- Thomas Brooks, p. 193.
- The Christian life is a long and continual tendency of our hearts toward that eternal goodness which we desire on earth. All our happiness consists in thirsting for it. Now this thirst is prayer. Ever desire to approach your Creator, and you will never cease to pray. Do not think it necessary to pronounce many words.
- François Fénelon, p. 192.
- There are two principal points of attention necessary for the preservation of this constant spirit of prayer which unites us with God; we must continually seek to cherish it, and we must avoid every thing that tends to make us lose it.
- François Fénelon, p. 193.
- The Christian is not always praying; but within his bosom is a heaven-kindled love, — fires of desire, fervent longings, — which make him always ready to pray, and often engage him in prayer.

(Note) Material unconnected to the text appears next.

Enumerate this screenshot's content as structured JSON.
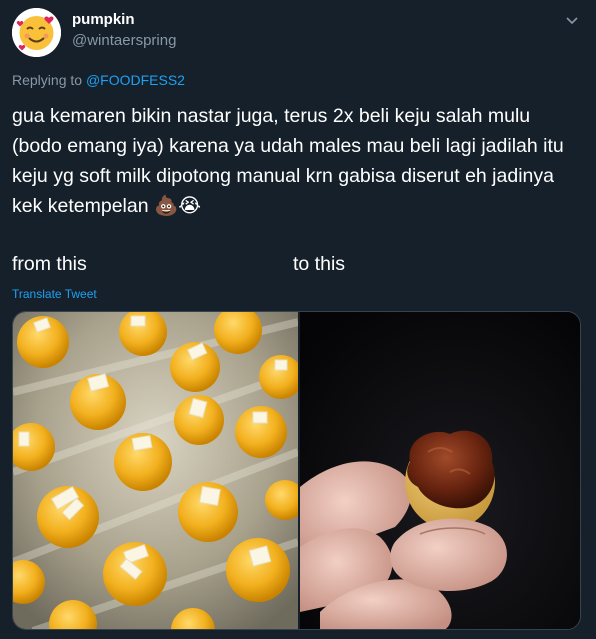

- Thomas Guthrie, p. 192.
- Our activity should consist in placing ourselves in a state of susceptibility to Divine impressions, and pliability to all the operations of the Eternal Word.
- Madame Guyon, p. 193.
- We must forget ourselves and all self-interest, and listen, and be attentive to God.
- Madame Guyon, p. 194.
- Real inward devotion knows no prayer but that arising from the depths of its own feelings.
- Wilhelm von Humboldt, p. 192.
- All who wait upon the Lord shall rise higher and higher upon the mighty pinions of strong devotion, and with the unblinking eye of faith, into the regions of heavenly-mindedness; and shall approach nearer and nearer to God, the Sun of our spiritual day.
- John Angell James, p. 192.
- That holy, humble, meek, modest, retiring Form, sometimes called the Spirit of Prayer, has been dragged from the closet, and so rudely handled by some of her professed friends, that she has not only lost all her wonted loveliness, but is now stalking the street, in some places, stark mad.
- Asahel Nettleton, p. 193.
- Only in the sacredness of inward silence does the soul truly meet the secret, hiding God.' The strength of resolve, which afterward shapes life, and mixes itself with action, is the fruit of those sacred, solitary moments. There is a divine depth in silence. We meet God alone.
- Frederick William Robertson, p. 193.
- "Draw nigh to God, and He will draw nigh to you." Keep near to the fountain-head, and "with joy shall ye draw water out of the wells of salvation."
- Gardiner Spring, p. 192.
- This is the spirit of prayer — sincere, humble, believing, submissive. Other prayer than this the Bible does not require — God will not accept.
- Gardiner Spring, p. 192.